-- RECORD EXCERPTS follows --
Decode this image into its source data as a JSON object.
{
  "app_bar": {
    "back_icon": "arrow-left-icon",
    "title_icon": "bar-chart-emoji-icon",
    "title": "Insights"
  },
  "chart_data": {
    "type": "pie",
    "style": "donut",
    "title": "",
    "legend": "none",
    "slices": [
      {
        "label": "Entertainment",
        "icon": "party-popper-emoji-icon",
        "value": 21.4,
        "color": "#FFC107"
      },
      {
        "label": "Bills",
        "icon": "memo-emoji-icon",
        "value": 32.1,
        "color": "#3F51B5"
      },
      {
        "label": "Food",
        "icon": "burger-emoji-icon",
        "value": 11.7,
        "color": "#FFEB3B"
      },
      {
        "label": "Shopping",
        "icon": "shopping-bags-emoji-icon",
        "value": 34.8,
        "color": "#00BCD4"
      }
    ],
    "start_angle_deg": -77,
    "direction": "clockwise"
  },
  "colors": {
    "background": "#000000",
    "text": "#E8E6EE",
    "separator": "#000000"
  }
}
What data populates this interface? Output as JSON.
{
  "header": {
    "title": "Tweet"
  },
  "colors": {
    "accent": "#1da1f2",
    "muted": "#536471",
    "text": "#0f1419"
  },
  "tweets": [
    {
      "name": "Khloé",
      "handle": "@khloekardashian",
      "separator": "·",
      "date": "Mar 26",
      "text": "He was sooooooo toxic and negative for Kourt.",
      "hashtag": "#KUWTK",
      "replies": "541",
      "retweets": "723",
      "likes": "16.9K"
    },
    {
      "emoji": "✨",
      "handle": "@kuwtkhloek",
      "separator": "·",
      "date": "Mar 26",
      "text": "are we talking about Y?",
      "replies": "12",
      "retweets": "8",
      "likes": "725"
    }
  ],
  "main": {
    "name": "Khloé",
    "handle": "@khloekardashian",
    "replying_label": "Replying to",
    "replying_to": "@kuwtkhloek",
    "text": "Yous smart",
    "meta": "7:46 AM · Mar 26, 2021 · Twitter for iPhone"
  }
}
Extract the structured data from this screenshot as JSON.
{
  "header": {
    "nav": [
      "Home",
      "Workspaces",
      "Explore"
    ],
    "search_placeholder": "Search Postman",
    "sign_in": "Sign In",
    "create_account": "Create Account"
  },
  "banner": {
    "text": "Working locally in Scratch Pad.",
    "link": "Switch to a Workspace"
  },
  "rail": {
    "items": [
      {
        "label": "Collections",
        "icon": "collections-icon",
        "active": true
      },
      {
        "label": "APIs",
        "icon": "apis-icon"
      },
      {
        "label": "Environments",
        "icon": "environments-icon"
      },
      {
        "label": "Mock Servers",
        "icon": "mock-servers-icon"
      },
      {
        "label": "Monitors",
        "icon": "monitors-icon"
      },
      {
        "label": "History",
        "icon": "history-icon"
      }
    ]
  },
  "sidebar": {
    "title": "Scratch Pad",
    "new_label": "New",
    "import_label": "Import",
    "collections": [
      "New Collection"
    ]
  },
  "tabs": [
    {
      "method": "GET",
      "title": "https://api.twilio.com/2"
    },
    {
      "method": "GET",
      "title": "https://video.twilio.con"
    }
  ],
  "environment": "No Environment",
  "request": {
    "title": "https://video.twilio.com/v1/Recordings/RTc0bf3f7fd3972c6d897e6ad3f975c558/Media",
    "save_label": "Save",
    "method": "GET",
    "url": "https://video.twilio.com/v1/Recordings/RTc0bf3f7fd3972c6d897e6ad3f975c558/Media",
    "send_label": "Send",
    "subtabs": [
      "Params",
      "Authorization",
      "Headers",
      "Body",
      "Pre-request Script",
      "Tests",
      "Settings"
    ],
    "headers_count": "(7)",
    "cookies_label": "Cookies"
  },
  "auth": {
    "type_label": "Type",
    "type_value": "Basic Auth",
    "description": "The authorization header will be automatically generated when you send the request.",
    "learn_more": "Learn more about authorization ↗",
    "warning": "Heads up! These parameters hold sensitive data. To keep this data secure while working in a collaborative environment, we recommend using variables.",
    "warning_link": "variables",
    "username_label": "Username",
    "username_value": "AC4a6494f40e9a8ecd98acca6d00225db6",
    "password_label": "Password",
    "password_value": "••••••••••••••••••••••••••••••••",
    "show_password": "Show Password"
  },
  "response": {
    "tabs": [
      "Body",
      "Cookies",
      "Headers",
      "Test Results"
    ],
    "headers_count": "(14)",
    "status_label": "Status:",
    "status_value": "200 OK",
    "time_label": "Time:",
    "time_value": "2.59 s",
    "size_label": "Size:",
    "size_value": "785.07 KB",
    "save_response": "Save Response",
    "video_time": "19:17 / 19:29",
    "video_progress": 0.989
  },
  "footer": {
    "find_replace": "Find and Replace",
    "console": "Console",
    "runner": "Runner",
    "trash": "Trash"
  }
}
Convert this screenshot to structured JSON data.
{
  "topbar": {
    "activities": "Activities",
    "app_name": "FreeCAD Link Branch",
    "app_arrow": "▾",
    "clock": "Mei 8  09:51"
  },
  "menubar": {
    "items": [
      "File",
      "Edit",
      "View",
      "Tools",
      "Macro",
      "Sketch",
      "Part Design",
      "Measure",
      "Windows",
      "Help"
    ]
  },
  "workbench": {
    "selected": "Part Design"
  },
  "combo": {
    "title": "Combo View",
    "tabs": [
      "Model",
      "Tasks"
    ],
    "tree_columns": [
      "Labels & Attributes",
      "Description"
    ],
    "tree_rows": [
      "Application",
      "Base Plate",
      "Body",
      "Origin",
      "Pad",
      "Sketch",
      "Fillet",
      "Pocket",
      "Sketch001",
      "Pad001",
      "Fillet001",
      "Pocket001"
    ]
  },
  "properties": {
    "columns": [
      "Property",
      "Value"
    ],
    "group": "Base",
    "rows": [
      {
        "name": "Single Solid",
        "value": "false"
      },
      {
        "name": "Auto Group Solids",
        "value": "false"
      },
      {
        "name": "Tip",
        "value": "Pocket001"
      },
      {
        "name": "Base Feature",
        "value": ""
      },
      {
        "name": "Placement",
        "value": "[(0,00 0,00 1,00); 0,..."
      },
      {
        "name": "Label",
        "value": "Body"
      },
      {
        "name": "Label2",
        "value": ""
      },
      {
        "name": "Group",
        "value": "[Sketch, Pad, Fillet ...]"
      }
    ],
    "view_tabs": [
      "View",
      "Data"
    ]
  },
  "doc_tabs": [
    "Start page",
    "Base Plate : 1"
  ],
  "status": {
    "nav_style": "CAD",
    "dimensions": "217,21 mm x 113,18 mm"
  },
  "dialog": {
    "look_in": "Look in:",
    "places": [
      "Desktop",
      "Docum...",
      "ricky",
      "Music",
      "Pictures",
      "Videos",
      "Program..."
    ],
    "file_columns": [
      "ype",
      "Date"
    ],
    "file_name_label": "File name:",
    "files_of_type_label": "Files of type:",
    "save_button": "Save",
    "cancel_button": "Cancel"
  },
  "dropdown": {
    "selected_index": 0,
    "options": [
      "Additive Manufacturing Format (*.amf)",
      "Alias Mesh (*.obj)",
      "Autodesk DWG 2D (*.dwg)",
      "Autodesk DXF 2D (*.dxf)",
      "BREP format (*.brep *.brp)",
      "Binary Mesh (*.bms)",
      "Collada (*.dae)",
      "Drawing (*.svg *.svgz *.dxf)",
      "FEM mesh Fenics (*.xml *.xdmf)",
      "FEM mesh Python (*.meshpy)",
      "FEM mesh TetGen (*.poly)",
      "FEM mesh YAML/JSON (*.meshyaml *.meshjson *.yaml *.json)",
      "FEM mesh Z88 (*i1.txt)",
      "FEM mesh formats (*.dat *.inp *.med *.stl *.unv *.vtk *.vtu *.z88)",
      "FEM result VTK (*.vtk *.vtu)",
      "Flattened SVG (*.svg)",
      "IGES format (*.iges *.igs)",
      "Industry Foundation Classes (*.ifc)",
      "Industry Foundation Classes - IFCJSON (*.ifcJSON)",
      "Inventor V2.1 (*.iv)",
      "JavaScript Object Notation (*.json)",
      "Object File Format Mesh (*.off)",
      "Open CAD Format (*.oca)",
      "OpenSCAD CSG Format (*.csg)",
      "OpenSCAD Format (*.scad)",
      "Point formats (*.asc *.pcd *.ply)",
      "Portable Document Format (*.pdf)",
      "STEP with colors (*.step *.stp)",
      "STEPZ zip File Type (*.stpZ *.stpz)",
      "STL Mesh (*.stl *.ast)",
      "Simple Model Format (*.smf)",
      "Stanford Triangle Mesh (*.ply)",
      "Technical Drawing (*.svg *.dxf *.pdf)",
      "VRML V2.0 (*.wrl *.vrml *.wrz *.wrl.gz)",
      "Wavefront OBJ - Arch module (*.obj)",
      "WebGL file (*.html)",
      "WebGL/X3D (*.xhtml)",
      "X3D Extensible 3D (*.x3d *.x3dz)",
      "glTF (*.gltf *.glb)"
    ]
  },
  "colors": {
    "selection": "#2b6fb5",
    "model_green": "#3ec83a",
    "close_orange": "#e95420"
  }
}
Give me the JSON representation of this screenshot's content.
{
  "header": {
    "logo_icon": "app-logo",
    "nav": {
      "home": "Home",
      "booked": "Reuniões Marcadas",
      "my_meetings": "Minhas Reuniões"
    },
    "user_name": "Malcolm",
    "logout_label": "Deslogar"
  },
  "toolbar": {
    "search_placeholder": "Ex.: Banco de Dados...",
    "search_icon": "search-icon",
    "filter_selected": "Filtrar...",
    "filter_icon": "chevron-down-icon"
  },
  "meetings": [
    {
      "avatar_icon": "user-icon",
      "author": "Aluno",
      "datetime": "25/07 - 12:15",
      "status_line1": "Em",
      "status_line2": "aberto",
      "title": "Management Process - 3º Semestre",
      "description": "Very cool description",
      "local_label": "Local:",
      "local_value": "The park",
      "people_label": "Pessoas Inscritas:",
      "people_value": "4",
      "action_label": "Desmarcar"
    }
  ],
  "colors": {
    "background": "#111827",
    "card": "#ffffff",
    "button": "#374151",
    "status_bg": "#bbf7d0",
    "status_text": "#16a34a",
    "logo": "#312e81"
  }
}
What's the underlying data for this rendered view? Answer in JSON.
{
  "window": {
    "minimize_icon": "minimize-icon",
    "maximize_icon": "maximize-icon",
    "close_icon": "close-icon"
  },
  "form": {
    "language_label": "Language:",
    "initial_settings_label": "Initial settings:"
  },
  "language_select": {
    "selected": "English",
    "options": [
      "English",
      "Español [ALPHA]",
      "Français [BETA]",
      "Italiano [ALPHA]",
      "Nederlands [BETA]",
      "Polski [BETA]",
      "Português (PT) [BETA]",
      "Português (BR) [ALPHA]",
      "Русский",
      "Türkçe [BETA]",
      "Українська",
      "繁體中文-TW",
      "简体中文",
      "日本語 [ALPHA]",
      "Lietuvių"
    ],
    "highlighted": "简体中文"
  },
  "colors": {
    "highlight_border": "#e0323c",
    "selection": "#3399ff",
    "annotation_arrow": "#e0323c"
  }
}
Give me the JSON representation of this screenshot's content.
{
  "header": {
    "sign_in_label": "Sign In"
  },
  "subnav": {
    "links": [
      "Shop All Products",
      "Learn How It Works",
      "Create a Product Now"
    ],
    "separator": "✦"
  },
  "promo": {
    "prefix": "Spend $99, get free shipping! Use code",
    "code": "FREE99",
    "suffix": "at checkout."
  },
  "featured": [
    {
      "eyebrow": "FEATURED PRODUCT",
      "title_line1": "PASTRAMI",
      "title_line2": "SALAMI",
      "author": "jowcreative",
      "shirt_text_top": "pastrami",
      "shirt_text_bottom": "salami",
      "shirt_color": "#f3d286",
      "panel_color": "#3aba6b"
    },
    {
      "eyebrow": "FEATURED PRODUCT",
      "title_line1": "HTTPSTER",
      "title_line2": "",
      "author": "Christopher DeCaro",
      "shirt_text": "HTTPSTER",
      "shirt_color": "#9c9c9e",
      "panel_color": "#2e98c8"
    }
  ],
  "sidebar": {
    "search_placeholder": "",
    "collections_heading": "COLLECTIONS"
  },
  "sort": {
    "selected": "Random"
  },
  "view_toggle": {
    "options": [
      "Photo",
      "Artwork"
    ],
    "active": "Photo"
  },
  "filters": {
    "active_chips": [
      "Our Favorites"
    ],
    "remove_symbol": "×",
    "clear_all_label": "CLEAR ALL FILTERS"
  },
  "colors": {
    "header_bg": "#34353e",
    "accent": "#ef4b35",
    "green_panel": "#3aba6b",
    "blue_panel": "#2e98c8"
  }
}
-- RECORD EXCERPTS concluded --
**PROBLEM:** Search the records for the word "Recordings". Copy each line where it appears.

**RESULT OF THIS EXERCISE:**
    "title": "https://video.twilio.com/v1/Recordings/RTc0bf3f7fd3972c6d897e6ad3f975c558/Media",
    "url": "https://video.twilio.com/v1/Recordings/RTc0bf3f7fd3972c6d897e6ad3f975c558/Media",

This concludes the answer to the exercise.